CommentLike this photo?Like? Yes
May 24, 20070 found this helpful

This garden is filled with cypress mulch in the walking area under the mulch we put the black weed cloth. This is our first year to realy get veggies out of her. She was built last spring and the dirt was just ripe this year aroud a 7 ph.

ReplyLike this photo?Like? Yes
Read More Comments

July 2, 2010 Flag

I upgraded my boxes this year, bigger and taller.

By Melissa

Photo of raised bed made with wood.

CommentLike this photo?Like? Yes
July 5, 20100 found this helpful

Great idea, as you don't have to worry about what's under your soil at ground level, clay in our case! Here's more on that: http://www.oldh  tailed/751.shtml

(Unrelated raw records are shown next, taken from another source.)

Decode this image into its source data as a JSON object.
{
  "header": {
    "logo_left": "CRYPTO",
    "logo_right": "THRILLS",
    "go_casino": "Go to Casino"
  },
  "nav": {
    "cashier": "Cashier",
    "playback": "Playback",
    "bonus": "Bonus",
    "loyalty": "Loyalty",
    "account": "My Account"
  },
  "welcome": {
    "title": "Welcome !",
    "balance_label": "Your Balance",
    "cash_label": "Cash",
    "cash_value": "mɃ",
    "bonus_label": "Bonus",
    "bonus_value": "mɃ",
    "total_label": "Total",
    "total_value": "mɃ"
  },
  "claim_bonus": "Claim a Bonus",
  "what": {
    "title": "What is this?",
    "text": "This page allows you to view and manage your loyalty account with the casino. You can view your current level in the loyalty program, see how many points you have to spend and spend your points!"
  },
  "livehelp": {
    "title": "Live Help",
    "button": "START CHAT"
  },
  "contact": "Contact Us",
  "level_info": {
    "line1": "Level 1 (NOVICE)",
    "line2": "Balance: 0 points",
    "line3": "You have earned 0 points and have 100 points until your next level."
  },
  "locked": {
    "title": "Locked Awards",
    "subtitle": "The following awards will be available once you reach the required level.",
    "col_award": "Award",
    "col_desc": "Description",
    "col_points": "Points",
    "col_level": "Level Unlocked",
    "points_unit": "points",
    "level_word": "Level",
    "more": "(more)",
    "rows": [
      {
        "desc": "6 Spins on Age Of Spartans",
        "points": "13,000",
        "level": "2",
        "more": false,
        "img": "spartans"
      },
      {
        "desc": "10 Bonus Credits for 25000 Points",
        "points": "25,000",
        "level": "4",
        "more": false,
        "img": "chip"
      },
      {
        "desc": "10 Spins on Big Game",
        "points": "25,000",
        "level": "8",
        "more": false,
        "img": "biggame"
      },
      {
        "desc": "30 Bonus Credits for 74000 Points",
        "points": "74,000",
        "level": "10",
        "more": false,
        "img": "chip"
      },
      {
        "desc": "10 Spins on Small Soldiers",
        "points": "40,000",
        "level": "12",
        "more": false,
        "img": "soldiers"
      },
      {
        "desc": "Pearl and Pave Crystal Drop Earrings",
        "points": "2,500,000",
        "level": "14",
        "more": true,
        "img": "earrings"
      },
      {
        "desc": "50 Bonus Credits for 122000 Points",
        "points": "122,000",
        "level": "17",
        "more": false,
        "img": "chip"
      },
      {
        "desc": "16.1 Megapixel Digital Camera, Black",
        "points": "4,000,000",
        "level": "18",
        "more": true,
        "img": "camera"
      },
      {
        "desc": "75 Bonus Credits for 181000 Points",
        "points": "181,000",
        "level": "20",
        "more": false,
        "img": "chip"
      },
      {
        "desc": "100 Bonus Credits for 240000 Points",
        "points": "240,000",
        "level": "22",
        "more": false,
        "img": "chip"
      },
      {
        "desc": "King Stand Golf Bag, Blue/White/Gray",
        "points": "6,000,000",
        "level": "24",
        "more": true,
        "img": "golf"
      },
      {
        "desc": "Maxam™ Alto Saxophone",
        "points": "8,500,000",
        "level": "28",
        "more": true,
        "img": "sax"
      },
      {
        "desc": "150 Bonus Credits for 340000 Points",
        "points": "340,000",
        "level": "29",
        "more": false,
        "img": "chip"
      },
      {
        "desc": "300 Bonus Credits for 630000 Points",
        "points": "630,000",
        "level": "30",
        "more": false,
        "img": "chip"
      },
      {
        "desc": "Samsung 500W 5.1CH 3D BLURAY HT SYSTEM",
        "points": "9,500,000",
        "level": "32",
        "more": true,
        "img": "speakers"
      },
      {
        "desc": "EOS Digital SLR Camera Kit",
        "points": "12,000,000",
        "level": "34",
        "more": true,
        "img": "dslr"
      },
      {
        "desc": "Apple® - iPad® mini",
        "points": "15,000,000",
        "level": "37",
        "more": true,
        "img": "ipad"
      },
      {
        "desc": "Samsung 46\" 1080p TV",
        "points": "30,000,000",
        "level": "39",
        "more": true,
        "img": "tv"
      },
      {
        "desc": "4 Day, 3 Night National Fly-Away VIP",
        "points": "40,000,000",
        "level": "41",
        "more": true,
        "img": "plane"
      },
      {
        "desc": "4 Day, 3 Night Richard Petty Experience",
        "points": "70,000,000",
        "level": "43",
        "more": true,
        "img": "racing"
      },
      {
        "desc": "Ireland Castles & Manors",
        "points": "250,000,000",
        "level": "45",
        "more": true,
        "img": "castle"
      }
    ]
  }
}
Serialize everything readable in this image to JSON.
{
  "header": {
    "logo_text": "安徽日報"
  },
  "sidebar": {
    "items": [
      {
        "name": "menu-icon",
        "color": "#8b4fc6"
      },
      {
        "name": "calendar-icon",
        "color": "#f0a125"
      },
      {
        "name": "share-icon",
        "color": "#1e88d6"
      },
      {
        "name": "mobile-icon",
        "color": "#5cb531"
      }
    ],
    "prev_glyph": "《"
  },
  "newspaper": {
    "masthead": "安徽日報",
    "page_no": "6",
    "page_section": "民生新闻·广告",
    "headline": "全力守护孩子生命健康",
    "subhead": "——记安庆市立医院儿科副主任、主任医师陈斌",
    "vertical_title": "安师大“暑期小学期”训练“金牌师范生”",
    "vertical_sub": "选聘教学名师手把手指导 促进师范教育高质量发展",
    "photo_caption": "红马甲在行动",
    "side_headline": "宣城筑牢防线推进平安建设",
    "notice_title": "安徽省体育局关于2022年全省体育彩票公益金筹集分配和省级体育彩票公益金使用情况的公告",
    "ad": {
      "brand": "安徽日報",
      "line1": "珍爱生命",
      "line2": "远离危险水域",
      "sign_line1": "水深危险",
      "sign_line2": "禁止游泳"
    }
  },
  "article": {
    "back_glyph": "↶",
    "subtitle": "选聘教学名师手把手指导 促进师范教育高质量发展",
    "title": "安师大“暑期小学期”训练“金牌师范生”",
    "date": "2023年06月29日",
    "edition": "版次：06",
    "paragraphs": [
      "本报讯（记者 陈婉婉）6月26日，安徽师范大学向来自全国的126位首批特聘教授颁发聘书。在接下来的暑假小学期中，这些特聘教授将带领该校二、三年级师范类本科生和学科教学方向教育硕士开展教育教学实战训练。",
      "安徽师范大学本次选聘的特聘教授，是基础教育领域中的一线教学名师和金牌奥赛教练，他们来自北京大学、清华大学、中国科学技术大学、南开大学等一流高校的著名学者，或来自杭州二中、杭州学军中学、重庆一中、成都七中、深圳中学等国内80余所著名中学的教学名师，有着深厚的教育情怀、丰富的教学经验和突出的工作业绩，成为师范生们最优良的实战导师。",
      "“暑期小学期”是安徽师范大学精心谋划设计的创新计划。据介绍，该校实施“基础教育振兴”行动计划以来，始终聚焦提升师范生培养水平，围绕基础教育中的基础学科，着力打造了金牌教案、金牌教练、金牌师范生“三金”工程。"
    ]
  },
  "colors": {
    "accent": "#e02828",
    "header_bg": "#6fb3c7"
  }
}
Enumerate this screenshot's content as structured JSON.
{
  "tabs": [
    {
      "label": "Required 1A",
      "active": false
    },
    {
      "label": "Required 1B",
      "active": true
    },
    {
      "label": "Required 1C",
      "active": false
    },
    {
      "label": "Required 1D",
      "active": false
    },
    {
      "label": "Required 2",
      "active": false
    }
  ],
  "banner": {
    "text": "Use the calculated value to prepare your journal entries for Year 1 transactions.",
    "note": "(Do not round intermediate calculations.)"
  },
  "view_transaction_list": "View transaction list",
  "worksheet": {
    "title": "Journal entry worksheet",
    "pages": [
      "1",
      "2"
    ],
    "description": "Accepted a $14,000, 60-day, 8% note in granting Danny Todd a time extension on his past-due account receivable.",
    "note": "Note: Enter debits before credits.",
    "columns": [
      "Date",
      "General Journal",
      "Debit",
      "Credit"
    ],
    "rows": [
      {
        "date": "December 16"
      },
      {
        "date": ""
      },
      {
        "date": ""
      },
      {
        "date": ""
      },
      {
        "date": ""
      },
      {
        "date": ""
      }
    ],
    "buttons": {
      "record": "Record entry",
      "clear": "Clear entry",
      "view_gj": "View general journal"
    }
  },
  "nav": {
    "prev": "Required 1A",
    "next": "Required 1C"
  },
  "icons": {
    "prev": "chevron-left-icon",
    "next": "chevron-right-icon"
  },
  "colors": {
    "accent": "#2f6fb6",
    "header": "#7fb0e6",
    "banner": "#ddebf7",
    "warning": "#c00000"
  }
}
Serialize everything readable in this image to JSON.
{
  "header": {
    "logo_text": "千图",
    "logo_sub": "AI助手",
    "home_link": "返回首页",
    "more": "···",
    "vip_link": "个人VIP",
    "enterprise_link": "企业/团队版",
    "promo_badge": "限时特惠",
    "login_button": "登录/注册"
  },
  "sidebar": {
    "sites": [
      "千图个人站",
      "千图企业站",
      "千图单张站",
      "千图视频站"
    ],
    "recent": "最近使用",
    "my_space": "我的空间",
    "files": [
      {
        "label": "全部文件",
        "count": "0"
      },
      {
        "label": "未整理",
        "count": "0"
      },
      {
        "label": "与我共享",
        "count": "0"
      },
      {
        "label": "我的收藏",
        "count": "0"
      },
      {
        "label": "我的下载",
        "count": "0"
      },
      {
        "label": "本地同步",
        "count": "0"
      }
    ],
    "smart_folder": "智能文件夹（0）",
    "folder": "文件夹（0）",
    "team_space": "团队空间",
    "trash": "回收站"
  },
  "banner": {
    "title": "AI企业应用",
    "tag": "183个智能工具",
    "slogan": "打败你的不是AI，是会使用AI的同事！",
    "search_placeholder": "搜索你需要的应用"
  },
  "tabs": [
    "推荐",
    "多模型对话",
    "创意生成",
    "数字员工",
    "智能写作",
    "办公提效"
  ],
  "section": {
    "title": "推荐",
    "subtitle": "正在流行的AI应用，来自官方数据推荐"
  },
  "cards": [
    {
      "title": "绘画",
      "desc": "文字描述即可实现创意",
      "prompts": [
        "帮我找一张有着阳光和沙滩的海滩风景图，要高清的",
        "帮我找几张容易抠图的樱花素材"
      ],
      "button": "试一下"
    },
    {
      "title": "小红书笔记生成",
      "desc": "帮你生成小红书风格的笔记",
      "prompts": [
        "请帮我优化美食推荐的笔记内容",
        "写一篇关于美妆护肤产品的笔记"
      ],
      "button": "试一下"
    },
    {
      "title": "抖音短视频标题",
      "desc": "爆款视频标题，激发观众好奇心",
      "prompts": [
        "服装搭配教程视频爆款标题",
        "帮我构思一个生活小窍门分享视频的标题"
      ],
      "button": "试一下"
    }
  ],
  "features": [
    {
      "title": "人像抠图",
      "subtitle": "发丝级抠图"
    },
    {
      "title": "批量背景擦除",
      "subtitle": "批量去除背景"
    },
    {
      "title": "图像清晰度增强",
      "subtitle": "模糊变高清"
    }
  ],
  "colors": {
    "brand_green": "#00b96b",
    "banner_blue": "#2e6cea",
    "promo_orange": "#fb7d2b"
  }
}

ReplyLike this photo?Like? Yes
In This Guide
Gardening in Raised Beds
Gardening in Raised Beds
Categories
Home and Garden Gardening Raised BedsAugust 12, 2011
Guides
stack of railroad ties
Using Railroad Ties for Raised Vegetable Beds
Several raised garden beds full of lush plants
Making a Raised Bed Vegetable Garden
Raised Beds
With Concrete Blocks
Making Raised Beds With Concrete Blocks
Cardboard Box
Making Raised Garden Beds Using Cardboard Boxes
More
👒
Mother's Day Ideas!
🐰
Easter Ideas!
Facebook
Pinterest
YouTube
Contests!
Newsletters
Ask a Question
Share a Post
Categories
You are viewing the desktop version of this page: View Mobile Site.
© 1997-2017 by Cumuli, Inc. All Rights Reserved. Published by . Page generated on March 29, 2017 at 6:57:29 PM on 10.0.2.202 in 6 seconds. Use of this web site constitutes acceptance of ThriftyFun's Disclaimer and Privacy Policy. If you have any problems or suggestions feel free to Contact Us.
Loading Something Awesome!